Researchers said, for instance, that they foresee developing, in collaboration with the CNT industry, green chemical reactions and filtration systems to substitute for those with potentially hazardous byproducts and other ways of manufacturing carbon nanotubes that minimize potentially adverse impacts.
Without this work, the environmental and health impacts of the carbon nanotube industry could be severe and costly to repair, Plata said.
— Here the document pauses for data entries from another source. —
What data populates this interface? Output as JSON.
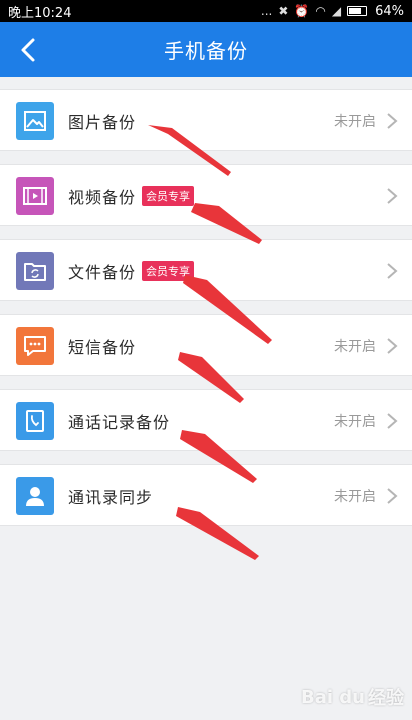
{
  "status_bar": {
    "time": "晚上10:24",
    "dots": "...",
    "battery": "64%"
  },
  "app_bar": {
    "title": "手机备份"
  },
  "items": [
    {
      "label": "图片备份",
      "status": "未开启",
      "badge": "",
      "icon": "image-icon",
      "icon_color": "#3ea4ea"
    },
    {
      "label": "视频备份",
      "status": "",
      "badge": "会员专享",
      "icon": "video-icon",
      "icon_color": "#c655b9"
    },
    {
      "label": "文件备份",
      "status": "",
      "badge": "会员专享",
      "icon": "folder-sync-icon",
      "icon_color": "#7178b8"
    },
    {
      "label": "短信备份",
      "status": "未开启",
      "badge": "",
      "icon": "message-icon",
      "icon_color": "#f2763b"
    },
    {
      "label": "通话记录备份",
      "status": "未开启",
      "badge": "",
      "icon": "phone-log-icon",
      "icon_color": "#3a9ae8"
    },
    {
      "label": "通讯录同步",
      "status": "未开启",
      "badge": "",
      "icon": "contact-icon",
      "icon_color": "#3a9ae8"
    }
  ],
  "watermark": {
    "text": "经验",
    "brand": "Bai du"
  },
  "colors": {
    "app_bar": "#1e7ee7",
    "badge": "#e8315a",
    "annotation_arrow": "#e8353a"
  }
}
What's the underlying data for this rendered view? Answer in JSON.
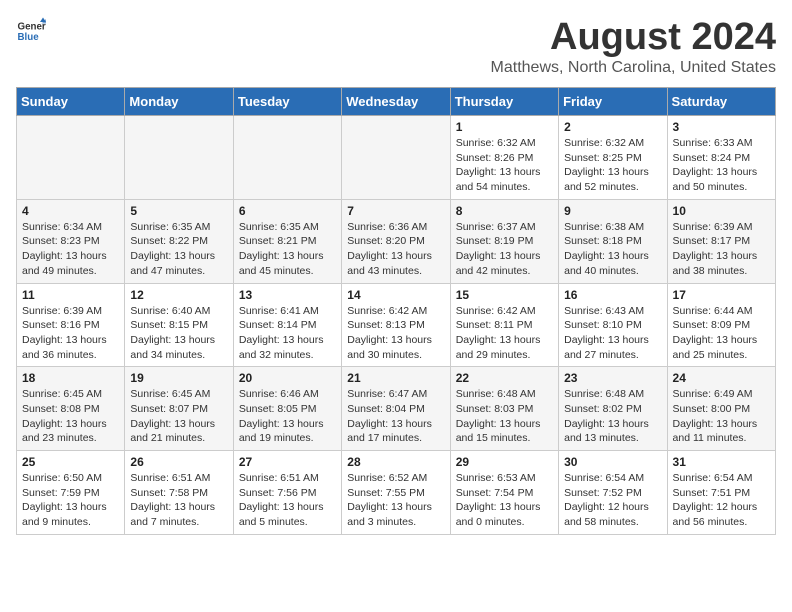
{
  "header": {
    "logo_line1": "General",
    "logo_line2": "Blue",
    "main_title": "August 2024",
    "subtitle": "Matthews, North Carolina, United States"
  },
  "calendar": {
    "days_of_week": [
      "Sunday",
      "Monday",
      "Tuesday",
      "Wednesday",
      "Thursday",
      "Friday",
      "Saturday"
    ],
    "weeks": [
      [
        {
          "day": "",
          "info": ""
        },
        {
          "day": "",
          "info": ""
        },
        {
          "day": "",
          "info": ""
        },
        {
          "day": "",
          "info": ""
        },
        {
          "day": "1",
          "info": "Sunrise: 6:32 AM\nSunset: 8:26 PM\nDaylight: 13 hours\nand 54 minutes."
        },
        {
          "day": "2",
          "info": "Sunrise: 6:32 AM\nSunset: 8:25 PM\nDaylight: 13 hours\nand 52 minutes."
        },
        {
          "day": "3",
          "info": "Sunrise: 6:33 AM\nSunset: 8:24 PM\nDaylight: 13 hours\nand 50 minutes."
        }
      ],
      [
        {
          "day": "4",
          "info": "Sunrise: 6:34 AM\nSunset: 8:23 PM\nDaylight: 13 hours\nand 49 minutes."
        },
        {
          "day": "5",
          "info": "Sunrise: 6:35 AM\nSunset: 8:22 PM\nDaylight: 13 hours\nand 47 minutes."
        },
        {
          "day": "6",
          "info": "Sunrise: 6:35 AM\nSunset: 8:21 PM\nDaylight: 13 hours\nand 45 minutes."
        },
        {
          "day": "7",
          "info": "Sunrise: 6:36 AM\nSunset: 8:20 PM\nDaylight: 13 hours\nand 43 minutes."
        },
        {
          "day": "8",
          "info": "Sunrise: 6:37 AM\nSunset: 8:19 PM\nDaylight: 13 hours\nand 42 minutes."
        },
        {
          "day": "9",
          "info": "Sunrise: 6:38 AM\nSunset: 8:18 PM\nDaylight: 13 hours\nand 40 minutes."
        },
        {
          "day": "10",
          "info": "Sunrise: 6:39 AM\nSunset: 8:17 PM\nDaylight: 13 hours\nand 38 minutes."
        }
      ],
      [
        {
          "day": "11",
          "info": "Sunrise: 6:39 AM\nSunset: 8:16 PM\nDaylight: 13 hours\nand 36 minutes."
        },
        {
          "day": "12",
          "info": "Sunrise: 6:40 AM\nSunset: 8:15 PM\nDaylight: 13 hours\nand 34 minutes."
        },
        {
          "day": "13",
          "info": "Sunrise: 6:41 AM\nSunset: 8:14 PM\nDaylight: 13 hours\nand 32 minutes."
        },
        {
          "day": "14",
          "info": "Sunrise: 6:42 AM\nSunset: 8:13 PM\nDaylight: 13 hours\nand 30 minutes."
        },
        {
          "day": "15",
          "info": "Sunrise: 6:42 AM\nSunset: 8:11 PM\nDaylight: 13 hours\nand 29 minutes."
        },
        {
          "day": "16",
          "info": "Sunrise: 6:43 AM\nSunset: 8:10 PM\nDaylight: 13 hours\nand 27 minutes."
        },
        {
          "day": "17",
          "info": "Sunrise: 6:44 AM\nSunset: 8:09 PM\nDaylight: 13 hours\nand 25 minutes."
        }
      ],
      [
        {
          "day": "18",
          "info": "Sunrise: 6:45 AM\nSunset: 8:08 PM\nDaylight: 13 hours\nand 23 minutes."
        },
        {
          "day": "19",
          "info": "Sunrise: 6:45 AM\nSunset: 8:07 PM\nDaylight: 13 hours\nand 21 minutes."
        },
        {
          "day": "20",
          "info": "Sunrise: 6:46 AM\nSunset: 8:05 PM\nDaylight: 13 hours\nand 19 minutes."
        },
        {
          "day": "21",
          "info": "Sunrise: 6:47 AM\nSunset: 8:04 PM\nDaylight: 13 hours\nand 17 minutes."
        },
        {
          "day": "22",
          "info": "Sunrise: 6:48 AM\nSunset: 8:03 PM\nDaylight: 13 hours\nand 15 minutes."
        },
        {
          "day": "23",
          "info": "Sunrise: 6:48 AM\nSunset: 8:02 PM\nDaylight: 13 hours\nand 13 minutes."
        },
        {
          "day": "24",
          "info": "Sunrise: 6:49 AM\nSunset: 8:00 PM\nDaylight: 13 hours\nand 11 minutes."
        }
      ],
      [
        {
          "day": "25",
          "info": "Sunrise: 6:50 AM\nSunset: 7:59 PM\nDaylight: 13 hours\nand 9 minutes."
        },
        {
          "day": "26",
          "info": "Sunrise: 6:51 AM\nSunset: 7:58 PM\nDaylight: 13 hours\nand 7 minutes."
        },
        {
          "day": "27",
          "info": "Sunrise: 6:51 AM\nSunset: 7:56 PM\nDaylight: 13 hours\nand 5 minutes."
        },
        {
          "day": "28",
          "info": "Sunrise: 6:52 AM\nSunset: 7:55 PM\nDaylight: 13 hours\nand 3 minutes."
        },
        {
          "day": "29",
          "info": "Sunrise: 6:53 AM\nSunset: 7:54 PM\nDaylight: 13 hours\nand 0 minutes."
        },
        {
          "day": "30",
          "info": "Sunrise: 6:54 AM\nSunset: 7:52 PM\nDaylight: 12 hours\nand 58 minutes."
        },
        {
          "day": "31",
          "info": "Sunrise: 6:54 AM\nSunset: 7:51 PM\nDaylight: 12 hours\nand 56 minutes."
        }
      ]
    ]
  }
}
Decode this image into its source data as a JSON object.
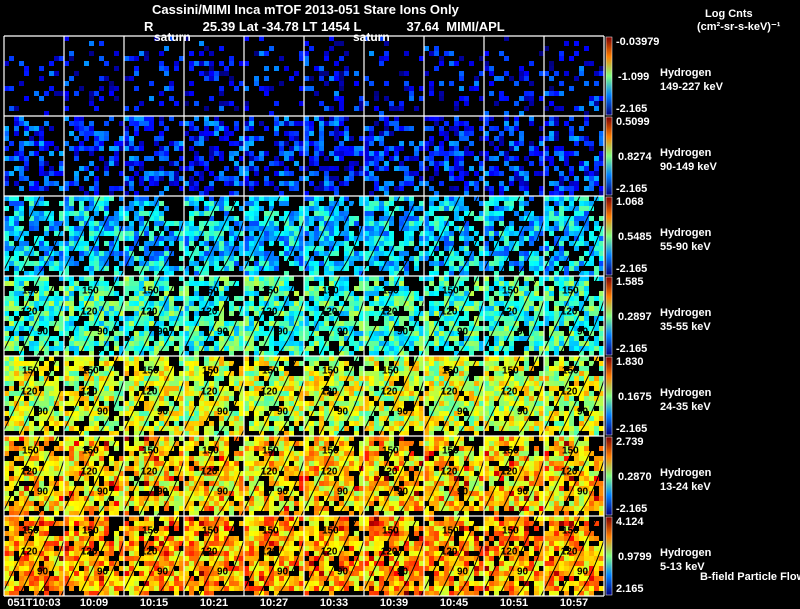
{
  "chart_data": {
    "type": "heatmap",
    "title": "Cassini/MIMI Inca mTOF  2013-051    Stare   Ions Only",
    "subtitle": {
      "r_label": "R",
      "r_sub": "saturn",
      "r_value": "25.39",
      "lat": "Lat -34.78",
      "lt": "LT 1454",
      "l_label": "L",
      "l_sub": "saturn",
      "l_value": "37.64",
      "source": "MIMI/APL"
    },
    "colorbar_title": [
      "Log Cnts",
      "(cm²-sr-s-keV)⁻¹"
    ],
    "colormap": "rainbow (blue-cyan-green-yellow-red), black = no data",
    "times": [
      "051T10:03",
      "10:09",
      "10:15",
      "10:21",
      "10:27",
      "10:33",
      "10:39",
      "10:45",
      "10:51",
      "10:57"
    ],
    "rows": [
      {
        "species": "Hydrogen",
        "energy": "149-227 keV",
        "cb_max": "-0.03979",
        "cb_mid": "-1.099",
        "cb_min": "-2.165"
      },
      {
        "species": "Hydrogen",
        "energy": "90-149 keV",
        "cb_max": "0.5099",
        "cb_mid": "0.8274",
        "cb_min": "-2.165"
      },
      {
        "species": "Hydrogen",
        "energy": "55-90 keV",
        "cb_max": "1.068",
        "cb_mid": "0.5485",
        "cb_min": "-2.165"
      },
      {
        "species": "Hydrogen",
        "energy": "35-55 keV",
        "cb_max": "1.585",
        "cb_mid": "0.2897",
        "cb_min": "-2.165"
      },
      {
        "species": "Hydrogen",
        "energy": "24-35 keV",
        "cb_max": "1.830",
        "cb_mid": "0.1675",
        "cb_min": "-2.165"
      },
      {
        "species": "Hydrogen",
        "energy": "13-24 keV",
        "cb_max": "2.739",
        "cb_mid": "0.2870",
        "cb_min": "-2.165"
      },
      {
        "species": "Hydrogen",
        "energy": "5-13 keV",
        "cb_max": "4.124",
        "cb_mid": "0.9799",
        "cb_min": "2.165"
      }
    ],
    "contour_labels": [
      "150",
      "120",
      "90"
    ],
    "legend_note": "B-field Particle Flow"
  }
}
We would like to help it develop in an environmentally sustainable fashion.
ARTICLE #6 EMBARGOED FOR: Monday, Aug. 20, 8:00 p.m., Eastern Time
Desiree L. Plata
Massachusetts Institute of Technology/
Woods Hole Oceanographic Institution
(Joint Program in Chemical Oceanography)
Cambridge, Mass. 02139
ARTICLE #7 EMBARGOED FOR: Tuesday, Aug. 21, 9:00 a.m., Eastern Time
Acrylamide not linked to breast cancer in U.S. women, study finds
Foods that contain acrylamide are unlikely to cause breast cancer in women, according to preliminary results of a new study involving 100,000 U.S. women. The finding is the largest epidemiological study to date exploring the possible link between acrylamide and cancer in humans, say Lorelei Mucci and colleagues.
At levels consumed in the diet, it appears unlikely that acrylamide in foods is related to breast cancer risk, says Mucci. In prior work, her research group also examined dietary acrylamide and risk of cancer of the colon, rectum, bladder and kidney, and similarly found no association. Although we do not rule out that very high levels of acrylamide could c
|Contact: Michael Woods|
American Chemical Society